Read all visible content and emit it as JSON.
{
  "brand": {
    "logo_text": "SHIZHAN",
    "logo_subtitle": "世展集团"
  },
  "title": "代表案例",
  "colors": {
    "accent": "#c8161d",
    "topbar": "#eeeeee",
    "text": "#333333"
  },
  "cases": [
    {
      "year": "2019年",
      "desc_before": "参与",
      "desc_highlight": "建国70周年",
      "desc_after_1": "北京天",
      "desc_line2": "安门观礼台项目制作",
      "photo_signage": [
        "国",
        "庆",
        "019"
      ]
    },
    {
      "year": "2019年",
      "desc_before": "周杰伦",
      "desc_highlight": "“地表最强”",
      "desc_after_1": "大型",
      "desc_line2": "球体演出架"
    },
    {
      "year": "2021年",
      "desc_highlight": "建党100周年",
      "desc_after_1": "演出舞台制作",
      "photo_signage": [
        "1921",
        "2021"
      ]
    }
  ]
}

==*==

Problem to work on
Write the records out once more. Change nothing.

Written response
Read all visible content and emit it as JSON.
{
  "brand": {
    "logo_text": "SHIZHAN",
    "logo_subtitle": "世展集团"
  },
  "title": "代表案例",
  "colors": {
    "accent": "#c8161d",
    "topbar": "#eeeeee",
    "text": "#333333"
  },
  "cases": [
    {
      "year": "2019年",
      "desc_before": "参与",
      "desc_highlight": "建国70周年",
      "desc_after_1": "北京天",
      "desc_line2": "安门观礼台项目制作",
      "photo_signage": [
        "国",
        "庆",
        "019"
      ]
    },
    {
      "year": "2019年",
      "desc_before": "周杰伦",
      "desc_highlight": "“地表最强”",
      "desc_after_1": "大型",
      "desc_line2": "球体演出架"
    },
    {
      "year": "2021年",
      "desc_highlight": "建党100周年",
      "desc_after_1": "演出舞台制作",
      "photo_signage": [
        "1921",
        "2021"
      ]
    }
  ]
}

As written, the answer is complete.